“He’d supported them since he was a kid. Whenever you watch my baby videos, there’s just football on in the background, so I don’t think I ever really had a choice!”

It seemed fitting, therefore, that it was Rebecca's father, Tony, who originally wrote to the Club to express his pride in his daughter’s accomplishments during the recent lockdown.

Like so many of her colleagues in the National Health Service, Rebecca has worked hard, long hours under ever-evolving safety regulations, helping the youngest members of her community to recover, while also adapting to changing circumstances.

Rebecca Smith

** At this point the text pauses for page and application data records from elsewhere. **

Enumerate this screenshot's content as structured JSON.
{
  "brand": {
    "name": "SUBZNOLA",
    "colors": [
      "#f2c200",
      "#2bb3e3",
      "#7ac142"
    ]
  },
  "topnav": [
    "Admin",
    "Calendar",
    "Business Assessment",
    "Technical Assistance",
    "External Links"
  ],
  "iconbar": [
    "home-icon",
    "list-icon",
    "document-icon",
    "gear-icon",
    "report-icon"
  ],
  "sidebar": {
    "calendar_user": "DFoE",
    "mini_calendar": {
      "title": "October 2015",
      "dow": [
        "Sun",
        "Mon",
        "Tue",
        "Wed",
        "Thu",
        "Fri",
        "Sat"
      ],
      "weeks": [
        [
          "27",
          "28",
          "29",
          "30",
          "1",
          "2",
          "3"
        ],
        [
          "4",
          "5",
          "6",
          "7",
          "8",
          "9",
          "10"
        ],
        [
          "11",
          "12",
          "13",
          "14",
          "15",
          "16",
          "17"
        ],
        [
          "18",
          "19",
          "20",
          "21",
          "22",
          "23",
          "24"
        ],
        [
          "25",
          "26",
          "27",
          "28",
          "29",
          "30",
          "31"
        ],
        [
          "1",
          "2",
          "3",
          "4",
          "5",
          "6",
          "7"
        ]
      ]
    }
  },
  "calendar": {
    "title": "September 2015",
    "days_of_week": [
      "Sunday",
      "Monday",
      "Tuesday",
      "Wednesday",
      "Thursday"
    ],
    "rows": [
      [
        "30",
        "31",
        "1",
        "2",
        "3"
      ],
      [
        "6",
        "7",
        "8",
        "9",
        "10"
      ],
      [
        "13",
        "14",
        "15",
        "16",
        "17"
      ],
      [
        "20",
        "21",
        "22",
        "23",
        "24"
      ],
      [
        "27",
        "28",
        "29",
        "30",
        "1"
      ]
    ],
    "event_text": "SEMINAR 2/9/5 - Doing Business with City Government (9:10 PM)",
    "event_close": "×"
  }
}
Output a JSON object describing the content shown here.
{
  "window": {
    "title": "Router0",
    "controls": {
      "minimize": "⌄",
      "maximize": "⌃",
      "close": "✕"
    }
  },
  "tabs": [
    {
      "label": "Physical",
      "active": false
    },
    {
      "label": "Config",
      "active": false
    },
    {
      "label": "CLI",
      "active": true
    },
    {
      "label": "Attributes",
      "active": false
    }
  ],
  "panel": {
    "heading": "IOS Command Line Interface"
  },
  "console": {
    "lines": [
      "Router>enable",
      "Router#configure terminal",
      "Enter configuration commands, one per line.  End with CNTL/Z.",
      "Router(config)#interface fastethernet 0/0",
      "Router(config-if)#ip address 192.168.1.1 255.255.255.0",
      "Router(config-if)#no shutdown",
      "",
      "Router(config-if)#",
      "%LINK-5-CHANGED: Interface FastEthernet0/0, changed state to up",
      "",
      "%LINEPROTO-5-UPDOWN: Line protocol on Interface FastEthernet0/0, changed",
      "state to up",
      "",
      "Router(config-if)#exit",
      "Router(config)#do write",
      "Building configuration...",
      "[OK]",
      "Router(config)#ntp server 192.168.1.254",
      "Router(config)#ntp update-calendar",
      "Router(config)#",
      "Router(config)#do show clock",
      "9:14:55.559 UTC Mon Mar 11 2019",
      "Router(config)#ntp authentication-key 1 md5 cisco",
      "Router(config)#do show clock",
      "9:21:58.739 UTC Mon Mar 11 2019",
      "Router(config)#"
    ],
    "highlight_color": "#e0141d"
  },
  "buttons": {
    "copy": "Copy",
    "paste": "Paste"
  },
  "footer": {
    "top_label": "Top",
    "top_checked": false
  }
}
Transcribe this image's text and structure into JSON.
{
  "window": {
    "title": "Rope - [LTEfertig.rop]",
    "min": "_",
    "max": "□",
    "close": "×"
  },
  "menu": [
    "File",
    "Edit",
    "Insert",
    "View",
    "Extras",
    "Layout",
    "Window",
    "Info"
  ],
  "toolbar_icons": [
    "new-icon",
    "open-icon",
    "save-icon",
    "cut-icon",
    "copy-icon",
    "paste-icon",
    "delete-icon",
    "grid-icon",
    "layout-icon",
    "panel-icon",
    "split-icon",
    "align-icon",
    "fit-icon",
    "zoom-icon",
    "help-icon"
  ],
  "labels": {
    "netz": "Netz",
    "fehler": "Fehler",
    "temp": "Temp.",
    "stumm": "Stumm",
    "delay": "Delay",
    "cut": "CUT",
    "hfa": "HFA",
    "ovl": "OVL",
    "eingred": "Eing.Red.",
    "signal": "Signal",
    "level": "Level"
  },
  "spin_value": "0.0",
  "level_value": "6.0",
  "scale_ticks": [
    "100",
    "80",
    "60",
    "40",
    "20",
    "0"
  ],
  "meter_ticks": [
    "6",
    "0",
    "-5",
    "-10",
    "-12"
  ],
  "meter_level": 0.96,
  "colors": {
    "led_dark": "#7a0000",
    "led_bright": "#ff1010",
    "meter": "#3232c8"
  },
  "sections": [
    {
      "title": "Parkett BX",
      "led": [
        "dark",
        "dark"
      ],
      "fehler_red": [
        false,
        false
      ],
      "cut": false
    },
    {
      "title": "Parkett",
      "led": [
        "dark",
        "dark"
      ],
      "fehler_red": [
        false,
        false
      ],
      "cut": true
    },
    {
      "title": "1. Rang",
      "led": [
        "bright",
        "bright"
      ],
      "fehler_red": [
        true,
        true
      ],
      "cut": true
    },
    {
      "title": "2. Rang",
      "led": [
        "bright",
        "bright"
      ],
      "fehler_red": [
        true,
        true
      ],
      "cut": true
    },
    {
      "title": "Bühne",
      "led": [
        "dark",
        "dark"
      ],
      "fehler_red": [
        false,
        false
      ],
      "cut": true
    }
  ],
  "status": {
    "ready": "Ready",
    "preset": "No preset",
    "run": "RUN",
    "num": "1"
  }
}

“I basically always say I’m a children’s doctor, which is an easy way to explain it,” Rebecca said. “I do both general paediatrics, which is kids coming into the hospital from home, but I’m also trained in neonatology, which is helping special care or premature babies.

“At first during lockdown, all our meetings and all our teaching events went. Then all our research went, so we couldn’t do any of that either, and we had to be a lot more cautious – we have to wear masks all the time and be much more aware of how many people are in any one room. 

“One challenge has been staff levels – people have caught the virus or had to isolate – so everyone’s had to put in a lot more hours and be more flexible, which is tough.

“From the point of view of our patients, the biggest change is that we have to restrict parental visiting, which is really tough – we’re only allowed one parent at a time, rather than big families or siblings – so it’s changed the whole situation on the ward. 

“We used to get to know whole families when we had young patients, and all their siblings. Mums, Dads, grandparents used to be able to come and visit. We like to be family-centred, but we’ve kind of had to restrict that more, which is hard on the patients.”

While the situation remains fluid, the naturally upbeat, friendly and warm Rebecca has been pleased to see her and her colleagues come together to boost one another’s morale throughout this period.

“I do find that we all communicate a lot more, trying to help each other through it, which is nice,” Rebecca smiled. 

Rebecca Smith

“Then, within, our actual hospital, it definitely has brought us closer. We do talk a lot more, just because we’ve had to all help each other out. I mainly stay positive in that I’m very lucky and love my job; going to work is never a chore.”

As such an evidently family-oriented figure, Rebecca and her relatives have relished being part of the West Ham United family, with the Club immensely proud of her and all the #HammersHeroes.

“Football is just always everywhere in my life!” she revealed. 

“I don’t get to go to West Ham games that much because of what I do for work, but my Dad, brother and Mum are all Season Ticket Holders, so they’re there all the time. My boyfriend is a big football fan, so it’s always on in our household – it’s just everywhere!

“My Dad thinks my first game was against Manchester City at the Boleyn Ground. I must have been about eight or nine. I don’t remember the game, but I do remember the feeling of walking out from the concourse to the pitch-side

Tony and Rebecca Smith
and just being amazed by how big it was.”

As for her favourite West Ham memory: an unforgettable afternoon at Wembley for all in Claret and Blue.

She added: “Me and my Dad also went to the 2012 Play-off Final. At the end, I just remember my Dad picking me up a lot. 

“I wasn’t a child at that point, but he still managed to pick me up, just going mad! I remember that. Being just me and my Dad, that was quite special.”

Claret and Blue born and bred, Rebecca will be one of millions of West Ham supporters cheering the Irons on remotely this Saturday – and has urged her fellow supporters to keep following government guidance and help support one another’s welfare.

“It’s just so important we all keep safe and do what we can to help out the NHS at this time,” she explained.

Introducing Rebecca Smith: a true #HammersHero.